These issues include fighting corruption in supply chains and procurement. Consequently, the G20 is organizing an Anti-Corruption Ministerial Meeting on October 22. This will be the first ministerial level meeting on anti-corruption in G20 history and will be co-chaired by Blair Glencorse, Founder and Executive Director of the Accountability Lab.
Lastly, the event delved deeper into the B20 recommendations to the G20 captured in the special report, Jump-Starting the Global Economy in a Post Covid-19 Phase. The six policy recommendations are wide-ranging and include goals that are essential to building back and improving the integrity and inclusivity of economies after the pandemic:
As an affiliate of the U.S. Chamber of Commerce and a longstanding promoter of both democratic governance and a vibrant private sector, the Center for International Private Enterprise (CIPE) actively supports many of the B20’s recommendations.
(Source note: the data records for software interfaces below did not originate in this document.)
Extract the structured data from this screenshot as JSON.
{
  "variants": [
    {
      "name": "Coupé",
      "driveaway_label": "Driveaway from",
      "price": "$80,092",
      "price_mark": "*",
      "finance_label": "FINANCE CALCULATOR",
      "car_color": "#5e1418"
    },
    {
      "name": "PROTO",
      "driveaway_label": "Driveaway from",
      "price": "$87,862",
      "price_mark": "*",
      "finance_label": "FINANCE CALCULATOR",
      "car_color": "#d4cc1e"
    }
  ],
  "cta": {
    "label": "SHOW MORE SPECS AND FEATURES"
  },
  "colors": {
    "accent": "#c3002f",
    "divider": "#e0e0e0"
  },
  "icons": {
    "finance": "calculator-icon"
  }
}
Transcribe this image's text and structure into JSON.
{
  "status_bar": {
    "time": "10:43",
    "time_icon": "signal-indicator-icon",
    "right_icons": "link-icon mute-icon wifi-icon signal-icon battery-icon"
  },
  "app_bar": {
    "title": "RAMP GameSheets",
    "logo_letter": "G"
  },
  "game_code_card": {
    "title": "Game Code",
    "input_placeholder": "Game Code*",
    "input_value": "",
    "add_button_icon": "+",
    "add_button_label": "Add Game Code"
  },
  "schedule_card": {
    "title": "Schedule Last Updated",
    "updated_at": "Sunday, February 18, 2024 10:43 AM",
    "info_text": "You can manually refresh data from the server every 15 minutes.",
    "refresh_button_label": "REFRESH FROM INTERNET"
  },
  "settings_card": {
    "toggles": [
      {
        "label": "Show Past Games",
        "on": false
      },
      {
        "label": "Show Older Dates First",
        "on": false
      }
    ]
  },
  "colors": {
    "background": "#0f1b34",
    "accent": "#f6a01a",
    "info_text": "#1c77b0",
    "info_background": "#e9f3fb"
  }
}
These recommendations align with the outcomes of an August 13 virtual dialogue hosted by the U.S. Chamber of Commerce and B20 Saudi Arabia. At this event, U.S. Chamber CEO and Co-Chair of the B20 Trade & Investment Task Force Thomas J. Donohue emphasized that “strong global alliances are critical to keep supply chains stable and secure and keep trade flowing.”
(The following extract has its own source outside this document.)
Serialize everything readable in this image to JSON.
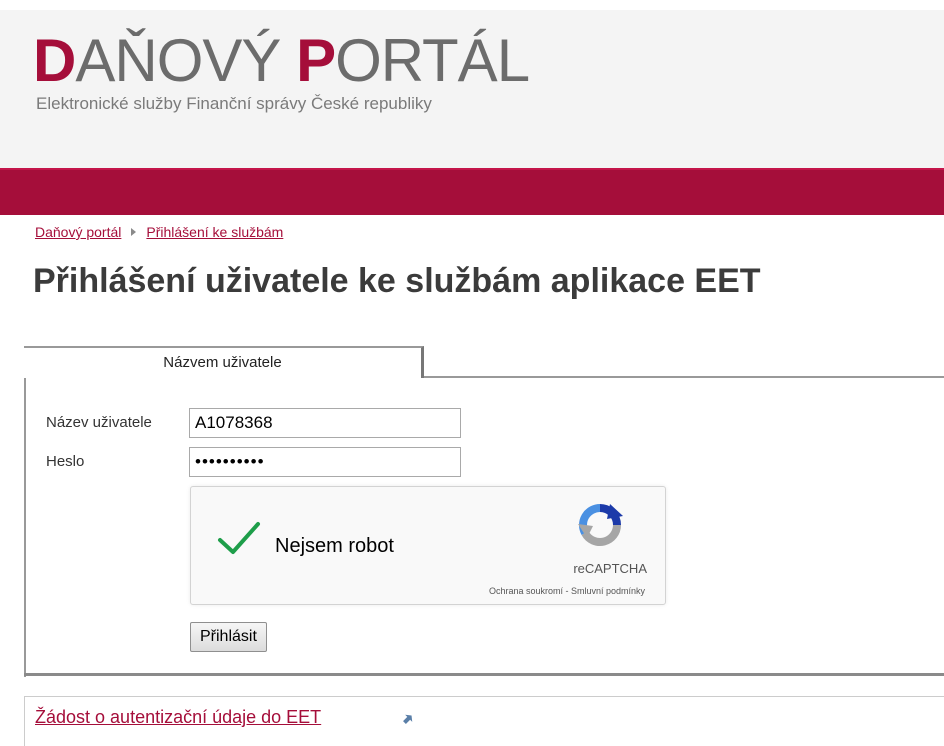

Participants at the dialogue discussed how COVID-19 has fast-tracked the digital transition and accelerated the growth of fintech, a sector that remains limited by inconsistent and incompatible regulations.
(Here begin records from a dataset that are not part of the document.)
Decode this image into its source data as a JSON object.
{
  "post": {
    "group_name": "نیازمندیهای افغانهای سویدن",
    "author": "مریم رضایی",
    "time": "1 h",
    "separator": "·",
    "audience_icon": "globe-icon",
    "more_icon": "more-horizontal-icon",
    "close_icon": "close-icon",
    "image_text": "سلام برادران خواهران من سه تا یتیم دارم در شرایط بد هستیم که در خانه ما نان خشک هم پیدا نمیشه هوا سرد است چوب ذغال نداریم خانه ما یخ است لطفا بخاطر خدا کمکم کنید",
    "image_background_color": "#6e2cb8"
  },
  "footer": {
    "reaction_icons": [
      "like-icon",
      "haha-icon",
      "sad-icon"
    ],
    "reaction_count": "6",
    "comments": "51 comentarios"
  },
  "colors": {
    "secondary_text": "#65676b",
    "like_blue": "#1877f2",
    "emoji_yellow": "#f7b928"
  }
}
Separately, CIPE’s work through the Global Trade Facilitation Alliance (GATF) aligns with B20 recommendations on digitization and trade facilitation. Plans for the post-COVID recovery have renewed emphasis on encouraging long-term inclusive growth benefiting disadvantaged groups such as women and minorities.
CIPE’s experience shows that inclusive growth and trade facilitation can work hand-in-hand. CIPE’s past work shows that equitable access to digital skills and supportive regulatory frameworks can expand the benefits of trade, especially to marginalized groups and small businesses.
CIPE’s contributions to broader G20 and B20 consultations are also relevant. For the B20 Integrity & Compliance Task Force, CIPE helped articulate recommendations for (1) building a culture of high integrity supported by robust national anti-corruption plans, (2) beneficial ownership data sharing, and (3) reforms in public procurement.
CIPE has also emphasized the need to improve governance and address corruption risks in state-owned enterprises (SOEs). The Task Force recommendations noted that governments can enhance integrity and transparency by improving oversight of SOEs, working more closely with the private sector, and creating mechanisms that hold public officials accountable for misconduct.
CIPE and its partners, including the Center for the Implementation of Public Policies to Support Equity and Growth (CIPPEC), will continue their involvement in G20 processes via B20, T20, as well as other sectoral groups such as Women 20 (W20) and Civil Society 20 (C20). Through October, CIPE and its partners will lend their expertise on governance, integrity, and equal access to economic opportunity through presentations at various sectoral events and will participate as the groups continue to meet and discuss pressing issues.
These consultative processes—and implementation of their recommendations by G20 members and beyond—are crucially important for strengthening trust in business and governments. The global COVID-19 crisis has exposed the need for multilateral initiatives. As countries work to put their economies back on track and generate more inclusive growth, businesses and governments must work together to show leadership and find solutions.
CIPE and its partners will continue to work toward realizing goals represented by the recommendations to the G20 and build trust in responsible businesses and governments.
Anna Kompanek is the Director for Global Programs at the Center for International Private Enterprise (CIPE)